Exercise instructions - Write out the whole listing again, exactly.

Exercise input -
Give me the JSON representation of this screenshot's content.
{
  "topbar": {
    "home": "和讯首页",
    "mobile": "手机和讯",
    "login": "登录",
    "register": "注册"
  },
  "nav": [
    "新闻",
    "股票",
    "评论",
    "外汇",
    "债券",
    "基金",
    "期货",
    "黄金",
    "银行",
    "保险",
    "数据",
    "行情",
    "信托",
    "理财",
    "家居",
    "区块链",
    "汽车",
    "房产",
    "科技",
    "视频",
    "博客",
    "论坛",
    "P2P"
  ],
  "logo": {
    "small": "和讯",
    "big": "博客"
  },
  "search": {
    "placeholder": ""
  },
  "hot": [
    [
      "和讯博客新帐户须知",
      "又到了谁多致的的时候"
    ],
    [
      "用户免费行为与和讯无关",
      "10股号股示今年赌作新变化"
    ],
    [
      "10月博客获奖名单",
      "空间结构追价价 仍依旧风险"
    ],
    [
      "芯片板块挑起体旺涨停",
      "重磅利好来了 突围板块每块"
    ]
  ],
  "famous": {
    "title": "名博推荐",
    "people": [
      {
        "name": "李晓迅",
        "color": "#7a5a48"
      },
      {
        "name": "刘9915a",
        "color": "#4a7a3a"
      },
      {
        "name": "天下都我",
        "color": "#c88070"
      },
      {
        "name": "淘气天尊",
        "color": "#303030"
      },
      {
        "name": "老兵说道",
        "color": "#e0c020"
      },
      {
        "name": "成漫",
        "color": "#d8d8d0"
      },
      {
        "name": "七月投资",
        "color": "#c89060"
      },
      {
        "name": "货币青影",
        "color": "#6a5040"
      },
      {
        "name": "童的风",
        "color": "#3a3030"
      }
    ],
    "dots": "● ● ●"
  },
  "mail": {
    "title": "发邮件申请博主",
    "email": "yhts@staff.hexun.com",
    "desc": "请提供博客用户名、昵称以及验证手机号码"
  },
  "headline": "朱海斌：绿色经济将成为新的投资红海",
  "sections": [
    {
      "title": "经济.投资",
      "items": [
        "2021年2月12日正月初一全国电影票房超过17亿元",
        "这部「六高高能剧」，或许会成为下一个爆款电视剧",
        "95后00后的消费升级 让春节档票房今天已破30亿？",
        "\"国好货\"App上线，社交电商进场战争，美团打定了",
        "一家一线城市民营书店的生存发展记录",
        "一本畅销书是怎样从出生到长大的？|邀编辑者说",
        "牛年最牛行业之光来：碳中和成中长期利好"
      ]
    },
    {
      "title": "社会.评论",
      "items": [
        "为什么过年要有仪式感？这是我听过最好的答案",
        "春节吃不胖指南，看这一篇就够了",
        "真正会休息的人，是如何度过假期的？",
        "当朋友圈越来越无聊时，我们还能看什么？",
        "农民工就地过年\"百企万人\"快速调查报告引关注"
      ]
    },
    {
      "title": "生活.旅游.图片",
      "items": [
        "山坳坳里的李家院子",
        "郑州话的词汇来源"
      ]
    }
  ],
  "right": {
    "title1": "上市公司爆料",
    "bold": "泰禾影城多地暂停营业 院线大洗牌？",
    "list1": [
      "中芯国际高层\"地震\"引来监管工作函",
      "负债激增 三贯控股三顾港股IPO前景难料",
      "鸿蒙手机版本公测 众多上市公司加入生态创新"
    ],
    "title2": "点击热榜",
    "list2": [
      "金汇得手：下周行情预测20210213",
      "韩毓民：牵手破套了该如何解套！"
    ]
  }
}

Problem solution -
Give me the JSON representation of this screenshot's content.
{
  "topbar": {
    "home": "和讯首页",
    "mobile": "手机和讯",
    "login": "登录",
    "register": "注册"
  },
  "nav": [
    "新闻",
    "股票",
    "评论",
    "外汇",
    "债券",
    "基金",
    "期货",
    "黄金",
    "银行",
    "保险",
    "数据",
    "行情",
    "信托",
    "理财",
    "家居",
    "区块链",
    "汽车",
    "房产",
    "科技",
    "视频",
    "博客",
    "论坛",
    "P2P"
  ],
  "logo": {
    "small": "和讯",
    "big": "博客"
  },
  "search": {
    "placeholder": ""
  },
  "hot": [
    [
      "和讯博客新帐户须知",
      "又到了谁多致的的时候"
    ],
    [
      "用户免费行为与和讯无关",
      "10股号股示今年赌作新变化"
    ],
    [
      "10月博客获奖名单",
      "空间结构追价价 仍依旧风险"
    ],
    [
      "芯片板块挑起体旺涨停",
      "重磅利好来了 突围板块每块"
    ]
  ],
  "famous": {
    "title": "名博推荐",
    "people": [
      {
        "name": "李晓迅",
        "color": "#7a5a48"
      },
      {
        "name": "刘9915a",
        "color": "#4a7a3a"
      },
      {
        "name": "天下都我",
        "color": "#c88070"
      },
      {
        "name": "淘气天尊",
        "color": "#303030"
      },
      {
        "name": "老兵说道",
        "color": "#e0c020"
      },
      {
        "name": "成漫",
        "color": "#d8d8d0"
      },
      {
        "name": "七月投资",
        "color": "#c89060"
      },
      {
        "name": "货币青影",
        "color": "#6a5040"
      },
      {
        "name": "童的风",
        "color": "#3a3030"
      }
    ],
    "dots": "● ● ●"
  },
  "mail": {
    "title": "发邮件申请博主",
    "email": "yhts@staff.hexun.com",
    "desc": "请提供博客用户名、昵称以及验证手机号码"
  },
  "headline": "朱海斌：绿色经济将成为新的投资红海",
  "sections": [
    {
      "title": "经济.投资",
      "items": [
        "2021年2月12日正月初一全国电影票房超过17亿元",
        "这部「六高高能剧」，或许会成为下一个爆款电视剧",
        "95后00后的消费升级 让春节档票房今天已破30亿？",
        "\"国好货\"App上线，社交电商进场战争，美团打定了",
        "一家一线城市民营书店的生存发展记录",
        "一本畅销书是怎样从出生到长大的？|邀编辑者说",
        "牛年最牛行业之光来：碳中和成中长期利好"
      ]
    },
    {
      "title": "社会.评论",
      "items": [
        "为什么过年要有仪式感？这是我听过最好的答案",
        "春节吃不胖指南，看这一篇就够了",
        "真正会休息的人，是如何度过假期的？",
        "当朋友圈越来越无聊时，我们还能看什么？",
        "农民工就地过年\"百企万人\"快速调查报告引关注"
      ]
    },
    {
      "title": "生活.旅游.图片",
      "items": [
        "山坳坳里的李家院子",
        "郑州话的词汇来源"
      ]
    }
  ],
  "right": {
    "title1": "上市公司爆料",
    "bold": "泰禾影城多地暂停营业 院线大洗牌？",
    "list1": [
      "中芯国际高层\"地震\"引来监管工作函",
      "负债激增 三贯控股三顾港股IPO前景难料",
      "鸿蒙手机版本公测 众多上市公司加入生态创新"
    ],
    "title2": "点击热榜",
    "list2": [
      "金汇得手：下周行情预测20210213",
      "韩毓民：牵手破套了该如何解套！"
    ]
  }
}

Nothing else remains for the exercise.